Input data:

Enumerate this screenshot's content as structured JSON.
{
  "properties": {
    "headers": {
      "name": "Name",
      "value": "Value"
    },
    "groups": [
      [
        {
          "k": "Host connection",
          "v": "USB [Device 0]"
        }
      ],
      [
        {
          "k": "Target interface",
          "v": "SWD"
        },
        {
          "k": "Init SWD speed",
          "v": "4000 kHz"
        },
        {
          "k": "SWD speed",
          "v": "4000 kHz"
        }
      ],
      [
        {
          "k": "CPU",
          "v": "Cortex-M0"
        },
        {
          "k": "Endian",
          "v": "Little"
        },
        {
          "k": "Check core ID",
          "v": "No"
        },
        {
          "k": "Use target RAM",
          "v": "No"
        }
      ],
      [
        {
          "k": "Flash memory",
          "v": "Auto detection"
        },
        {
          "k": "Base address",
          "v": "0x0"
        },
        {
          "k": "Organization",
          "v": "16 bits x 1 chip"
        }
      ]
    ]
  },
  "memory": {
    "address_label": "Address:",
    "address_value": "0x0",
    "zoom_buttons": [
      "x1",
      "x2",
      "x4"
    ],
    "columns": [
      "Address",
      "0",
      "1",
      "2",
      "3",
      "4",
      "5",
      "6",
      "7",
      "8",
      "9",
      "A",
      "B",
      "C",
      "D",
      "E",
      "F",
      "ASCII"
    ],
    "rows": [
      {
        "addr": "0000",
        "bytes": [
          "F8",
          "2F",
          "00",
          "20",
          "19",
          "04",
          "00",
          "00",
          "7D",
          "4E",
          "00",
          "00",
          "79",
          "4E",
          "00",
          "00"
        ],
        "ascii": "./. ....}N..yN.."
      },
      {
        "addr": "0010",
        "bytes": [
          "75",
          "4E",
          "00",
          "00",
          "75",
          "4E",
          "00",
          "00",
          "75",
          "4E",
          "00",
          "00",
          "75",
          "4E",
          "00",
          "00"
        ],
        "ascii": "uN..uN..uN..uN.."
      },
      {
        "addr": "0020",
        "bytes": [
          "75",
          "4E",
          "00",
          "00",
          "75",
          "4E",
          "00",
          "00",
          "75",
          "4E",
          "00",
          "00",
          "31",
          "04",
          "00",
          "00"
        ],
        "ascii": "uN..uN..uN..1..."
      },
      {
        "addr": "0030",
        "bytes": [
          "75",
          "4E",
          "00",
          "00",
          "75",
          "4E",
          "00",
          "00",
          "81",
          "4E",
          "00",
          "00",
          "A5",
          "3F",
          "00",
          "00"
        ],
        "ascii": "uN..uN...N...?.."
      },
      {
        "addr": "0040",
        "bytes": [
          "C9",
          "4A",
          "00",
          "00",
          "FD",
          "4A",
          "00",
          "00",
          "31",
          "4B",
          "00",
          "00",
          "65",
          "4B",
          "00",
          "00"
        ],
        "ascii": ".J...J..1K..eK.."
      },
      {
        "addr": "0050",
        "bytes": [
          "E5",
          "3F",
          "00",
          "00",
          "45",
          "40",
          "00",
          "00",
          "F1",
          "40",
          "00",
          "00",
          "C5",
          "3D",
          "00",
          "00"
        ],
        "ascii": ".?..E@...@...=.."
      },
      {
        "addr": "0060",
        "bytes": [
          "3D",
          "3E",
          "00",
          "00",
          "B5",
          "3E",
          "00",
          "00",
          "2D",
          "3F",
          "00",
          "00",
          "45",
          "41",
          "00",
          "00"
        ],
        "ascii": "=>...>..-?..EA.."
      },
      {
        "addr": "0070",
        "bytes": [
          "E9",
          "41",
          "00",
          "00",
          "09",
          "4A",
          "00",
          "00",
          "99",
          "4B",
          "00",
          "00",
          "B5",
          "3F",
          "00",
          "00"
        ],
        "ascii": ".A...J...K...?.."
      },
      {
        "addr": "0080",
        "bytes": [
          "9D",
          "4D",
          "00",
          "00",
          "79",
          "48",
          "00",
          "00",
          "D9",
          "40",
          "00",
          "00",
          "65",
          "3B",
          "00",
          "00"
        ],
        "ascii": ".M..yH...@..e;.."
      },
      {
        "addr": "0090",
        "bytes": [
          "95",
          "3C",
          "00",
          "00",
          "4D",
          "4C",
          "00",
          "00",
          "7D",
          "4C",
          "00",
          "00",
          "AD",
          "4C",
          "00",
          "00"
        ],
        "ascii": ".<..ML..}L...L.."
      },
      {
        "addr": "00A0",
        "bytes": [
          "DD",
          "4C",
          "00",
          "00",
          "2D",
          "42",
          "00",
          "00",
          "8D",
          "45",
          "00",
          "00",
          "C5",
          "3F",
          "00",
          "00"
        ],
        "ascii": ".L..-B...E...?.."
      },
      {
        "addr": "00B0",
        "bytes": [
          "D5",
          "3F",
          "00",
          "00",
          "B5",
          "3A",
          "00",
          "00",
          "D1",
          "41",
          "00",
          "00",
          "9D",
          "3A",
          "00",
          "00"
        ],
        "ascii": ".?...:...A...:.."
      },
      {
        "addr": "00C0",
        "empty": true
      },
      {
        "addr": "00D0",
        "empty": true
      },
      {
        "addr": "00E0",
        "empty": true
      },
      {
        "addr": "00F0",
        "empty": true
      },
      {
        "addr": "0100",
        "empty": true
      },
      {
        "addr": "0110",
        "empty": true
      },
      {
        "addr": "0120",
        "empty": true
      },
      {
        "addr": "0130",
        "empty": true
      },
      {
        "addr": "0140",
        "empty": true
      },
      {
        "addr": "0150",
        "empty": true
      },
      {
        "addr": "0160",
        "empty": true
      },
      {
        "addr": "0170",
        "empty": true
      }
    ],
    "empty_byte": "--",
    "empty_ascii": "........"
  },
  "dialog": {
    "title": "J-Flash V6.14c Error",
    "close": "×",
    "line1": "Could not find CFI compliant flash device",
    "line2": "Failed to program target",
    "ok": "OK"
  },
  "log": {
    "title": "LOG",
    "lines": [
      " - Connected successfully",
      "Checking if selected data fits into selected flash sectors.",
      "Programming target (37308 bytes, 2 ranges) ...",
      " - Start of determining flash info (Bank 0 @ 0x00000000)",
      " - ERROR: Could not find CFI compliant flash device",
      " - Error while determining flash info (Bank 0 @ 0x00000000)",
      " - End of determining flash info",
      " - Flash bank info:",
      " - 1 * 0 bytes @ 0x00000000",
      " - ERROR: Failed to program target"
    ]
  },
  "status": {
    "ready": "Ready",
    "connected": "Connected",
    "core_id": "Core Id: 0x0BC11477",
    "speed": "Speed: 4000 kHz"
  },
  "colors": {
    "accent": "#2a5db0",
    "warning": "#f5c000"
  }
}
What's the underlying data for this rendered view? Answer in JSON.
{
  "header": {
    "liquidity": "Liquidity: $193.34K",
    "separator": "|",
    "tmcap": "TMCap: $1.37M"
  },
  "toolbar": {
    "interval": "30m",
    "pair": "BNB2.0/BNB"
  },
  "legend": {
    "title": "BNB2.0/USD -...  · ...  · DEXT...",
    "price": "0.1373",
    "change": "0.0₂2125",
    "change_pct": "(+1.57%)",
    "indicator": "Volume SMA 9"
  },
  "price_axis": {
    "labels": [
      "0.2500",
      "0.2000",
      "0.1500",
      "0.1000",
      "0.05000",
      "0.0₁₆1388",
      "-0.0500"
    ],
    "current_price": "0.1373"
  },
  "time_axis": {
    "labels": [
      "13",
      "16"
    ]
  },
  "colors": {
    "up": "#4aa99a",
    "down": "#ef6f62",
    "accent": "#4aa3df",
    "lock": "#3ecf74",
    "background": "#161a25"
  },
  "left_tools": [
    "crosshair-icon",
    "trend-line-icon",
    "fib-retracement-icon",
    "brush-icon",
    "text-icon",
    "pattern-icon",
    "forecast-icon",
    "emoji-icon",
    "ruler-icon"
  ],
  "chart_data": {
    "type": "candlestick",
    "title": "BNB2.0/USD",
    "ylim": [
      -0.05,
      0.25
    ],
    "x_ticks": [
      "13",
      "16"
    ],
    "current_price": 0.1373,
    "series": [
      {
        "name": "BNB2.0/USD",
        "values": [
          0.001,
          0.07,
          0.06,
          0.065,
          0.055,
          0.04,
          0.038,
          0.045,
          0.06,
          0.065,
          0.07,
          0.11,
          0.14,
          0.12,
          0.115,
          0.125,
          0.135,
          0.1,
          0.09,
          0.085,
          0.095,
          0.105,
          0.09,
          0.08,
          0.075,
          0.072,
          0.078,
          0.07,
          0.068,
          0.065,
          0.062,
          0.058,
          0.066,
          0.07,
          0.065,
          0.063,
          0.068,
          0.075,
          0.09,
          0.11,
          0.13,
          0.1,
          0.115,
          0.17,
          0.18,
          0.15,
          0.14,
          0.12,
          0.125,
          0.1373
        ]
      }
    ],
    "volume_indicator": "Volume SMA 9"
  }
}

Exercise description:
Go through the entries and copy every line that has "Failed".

Solution for this task:
    "line2": "Failed to program target",
      " - ERROR: Failed to program target"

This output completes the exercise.